**TRY IT**
Retrieve all lines below that have the string "your".

*** Opening of DATA EXCERPTS ***

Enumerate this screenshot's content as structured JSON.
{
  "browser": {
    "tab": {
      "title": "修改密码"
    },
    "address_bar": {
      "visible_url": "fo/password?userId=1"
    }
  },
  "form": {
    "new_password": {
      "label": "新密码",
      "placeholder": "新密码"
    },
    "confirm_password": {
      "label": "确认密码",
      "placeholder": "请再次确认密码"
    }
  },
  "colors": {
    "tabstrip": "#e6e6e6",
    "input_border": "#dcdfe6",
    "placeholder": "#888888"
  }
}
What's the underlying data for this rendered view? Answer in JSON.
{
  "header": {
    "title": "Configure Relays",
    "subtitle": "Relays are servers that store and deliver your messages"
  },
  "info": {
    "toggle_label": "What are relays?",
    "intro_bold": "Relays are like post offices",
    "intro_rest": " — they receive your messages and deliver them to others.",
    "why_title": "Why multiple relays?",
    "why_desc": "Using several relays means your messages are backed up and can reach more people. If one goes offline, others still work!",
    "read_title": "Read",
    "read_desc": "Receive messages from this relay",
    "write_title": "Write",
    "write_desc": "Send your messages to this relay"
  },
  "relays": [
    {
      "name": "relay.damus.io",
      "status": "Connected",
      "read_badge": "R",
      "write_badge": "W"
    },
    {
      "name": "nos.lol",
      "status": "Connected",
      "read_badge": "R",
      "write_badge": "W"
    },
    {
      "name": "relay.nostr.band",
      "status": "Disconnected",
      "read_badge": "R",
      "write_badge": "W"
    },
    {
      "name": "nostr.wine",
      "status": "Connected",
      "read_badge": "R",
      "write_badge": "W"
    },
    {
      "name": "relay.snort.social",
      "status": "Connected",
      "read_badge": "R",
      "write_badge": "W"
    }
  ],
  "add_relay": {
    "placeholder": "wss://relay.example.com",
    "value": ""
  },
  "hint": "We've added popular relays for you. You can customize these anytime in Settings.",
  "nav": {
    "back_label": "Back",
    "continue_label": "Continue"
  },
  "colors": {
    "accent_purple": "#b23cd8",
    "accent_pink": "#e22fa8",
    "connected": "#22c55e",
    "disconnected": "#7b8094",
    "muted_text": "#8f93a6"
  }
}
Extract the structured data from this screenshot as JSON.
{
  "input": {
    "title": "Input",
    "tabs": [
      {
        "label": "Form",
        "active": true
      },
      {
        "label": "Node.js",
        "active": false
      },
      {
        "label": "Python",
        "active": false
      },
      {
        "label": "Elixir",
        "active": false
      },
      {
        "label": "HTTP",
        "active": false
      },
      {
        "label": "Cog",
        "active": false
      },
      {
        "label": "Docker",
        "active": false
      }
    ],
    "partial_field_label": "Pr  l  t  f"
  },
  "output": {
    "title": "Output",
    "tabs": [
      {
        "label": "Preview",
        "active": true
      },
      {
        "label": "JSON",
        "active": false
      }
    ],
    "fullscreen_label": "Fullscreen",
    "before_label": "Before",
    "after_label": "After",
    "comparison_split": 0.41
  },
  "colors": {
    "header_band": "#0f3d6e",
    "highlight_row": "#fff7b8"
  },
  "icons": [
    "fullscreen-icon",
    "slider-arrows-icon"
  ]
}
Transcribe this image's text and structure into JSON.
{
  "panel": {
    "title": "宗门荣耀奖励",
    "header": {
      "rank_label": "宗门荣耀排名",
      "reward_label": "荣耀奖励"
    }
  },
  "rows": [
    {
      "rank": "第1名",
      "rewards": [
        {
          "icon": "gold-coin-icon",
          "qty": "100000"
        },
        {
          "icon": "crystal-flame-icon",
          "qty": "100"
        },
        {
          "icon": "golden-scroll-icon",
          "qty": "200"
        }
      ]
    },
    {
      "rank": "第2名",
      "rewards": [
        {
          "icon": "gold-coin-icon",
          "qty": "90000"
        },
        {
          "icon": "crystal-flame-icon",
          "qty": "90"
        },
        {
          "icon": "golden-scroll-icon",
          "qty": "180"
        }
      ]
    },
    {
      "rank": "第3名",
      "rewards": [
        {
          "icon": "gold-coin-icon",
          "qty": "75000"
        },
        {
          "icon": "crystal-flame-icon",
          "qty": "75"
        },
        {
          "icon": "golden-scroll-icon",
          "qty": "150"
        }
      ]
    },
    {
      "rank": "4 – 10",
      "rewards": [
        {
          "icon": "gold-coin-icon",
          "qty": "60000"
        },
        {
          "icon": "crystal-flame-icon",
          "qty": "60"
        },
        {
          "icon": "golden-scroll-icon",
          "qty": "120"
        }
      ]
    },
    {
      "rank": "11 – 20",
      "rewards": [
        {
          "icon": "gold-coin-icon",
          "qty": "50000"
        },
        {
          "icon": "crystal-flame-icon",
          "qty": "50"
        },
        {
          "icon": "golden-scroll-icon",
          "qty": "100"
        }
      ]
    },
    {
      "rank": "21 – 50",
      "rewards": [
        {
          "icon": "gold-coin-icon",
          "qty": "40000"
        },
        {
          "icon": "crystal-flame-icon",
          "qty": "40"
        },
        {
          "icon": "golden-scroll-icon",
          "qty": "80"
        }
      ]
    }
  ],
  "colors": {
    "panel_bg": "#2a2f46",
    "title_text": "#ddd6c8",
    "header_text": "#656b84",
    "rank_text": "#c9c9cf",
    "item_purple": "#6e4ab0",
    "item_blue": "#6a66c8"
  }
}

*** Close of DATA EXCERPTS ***

**OUTPUT OF THE EXERCISE**
    "subtitle": "Relays are servers that store and deliver your messages"
    "intro_rest": " — they receive your messages and deliver them to others.",
    "why_desc": "Using several relays means your messages are backed up and can reach more people. If one goes offline, others still work!",
    "write_desc": "Send your messages to this relay"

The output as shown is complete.